Music Review—San Souci

Artist: Cape Crush
Album: San Souci

Power-pop/emo band, Cape Crush, has released their debut EP, San Souci.  The album is available for streaming anywhere you get your music.

The band hails from the North Shore of Massachusetts, and consists of Ali Lipman on guitar and vocals, James Christopher on guitar, Jake Letizia on bass, and Cody Rico on drums.

Of the album, Lipman says, “‘San Souci’ is a collection of six songs named for the neighborhood in South Carolina I lived briefly in my early twenties.  San Souci means, ‘without a care,’ in French and I always loved the irony of living somewhere called San Souci while being full of care and worries – hence why the opening track is named, ‘Avec Souci,’ or, ‘with care.’ It’s a mix of older songs and newer songs that were written in response to or as a continuation of the older ones.  Each song is a reflection on that time in life when your mistakes feel colossal and irreversible.  I feel like the EP as a whole looks back on events from the perspective of someone who has loved, lost, and learned a little about what’s important.”

Lipman continues, “There are themes of homesickness and isolation written into the lyrics – whether it’s phoning your friends back home in ‘Sunny & Boone’ to ask them how their pets are doing, or the description of feeling like a statue in a snow globe in ‘Mother’s Day.’ We also explore themes of addiction and loss in both ‘Avec Souci,’ and ‘Del Water Gap.’ There’s a lot of personal imagery, but these are relatable themes that I hope are as cathartic to listen to as they were to write.”

San Souci consists of six tracks: Avec Souci; San Souci; Sandwich Wars; Sunny & Boone; Mother’s Day; and Del Water Gap.

Cape Crush reminds me of every emo/indie band I listened to in the early 2000’s—Jacks Mannequin, Mayday Parade, Cute Is What We Aim For, Hawthorne Heights, Dashboard Confessional, etc.  They also use a lot of personal imagery in their songs (as in, very specific imagery that is significant to the writer but may not click with the listener), which I find to be pretty common in the pop-punk genre but may not be everyone’s cup of tea.

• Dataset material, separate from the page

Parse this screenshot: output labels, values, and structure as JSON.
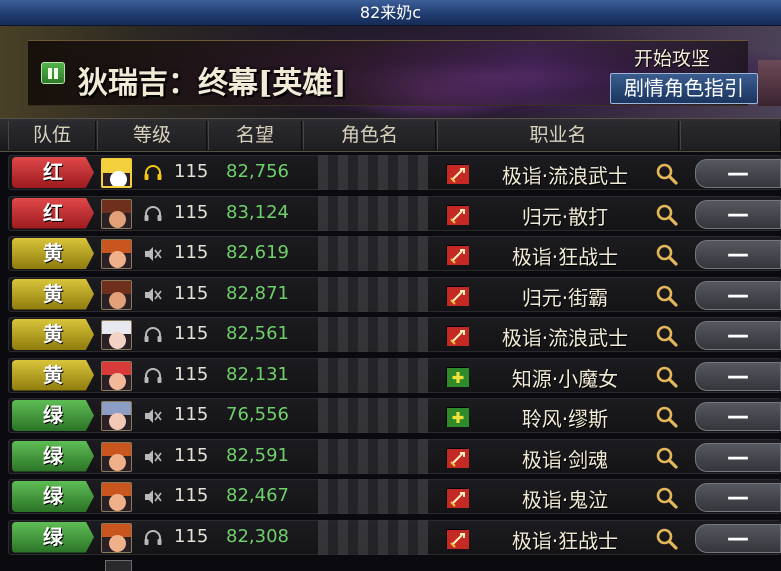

The songs “Avec Souci” and “Del Water Gap” are both extremely powerful, especially for anyone who has watched someone they love struggle with addiction.  In “Avec Souci”, this internal struggle is described with beautiful lyrics: “Planning my big escape/Dirt on my hands, my garden planned, so you won’t suspect me/I’ve been thinking about propagation/How I just wanted to cut you out/I made up my mind to leave it behind/To nurture these pines that will lead me home/I can’t go on here”.  Similarly, in “Del Water Gap” describes viewing a loved one with an addiction: “It’s criminal, it’s how your mind works/Like you’re weaving gossamer threads/Round a single pain of beveled glass/And once again you’re on my doorstep/Crying into the wind/Begging me to let you in”.

Overall, I really enjoyed San Souci!  You can check out Cape Crush yourself on Instagram.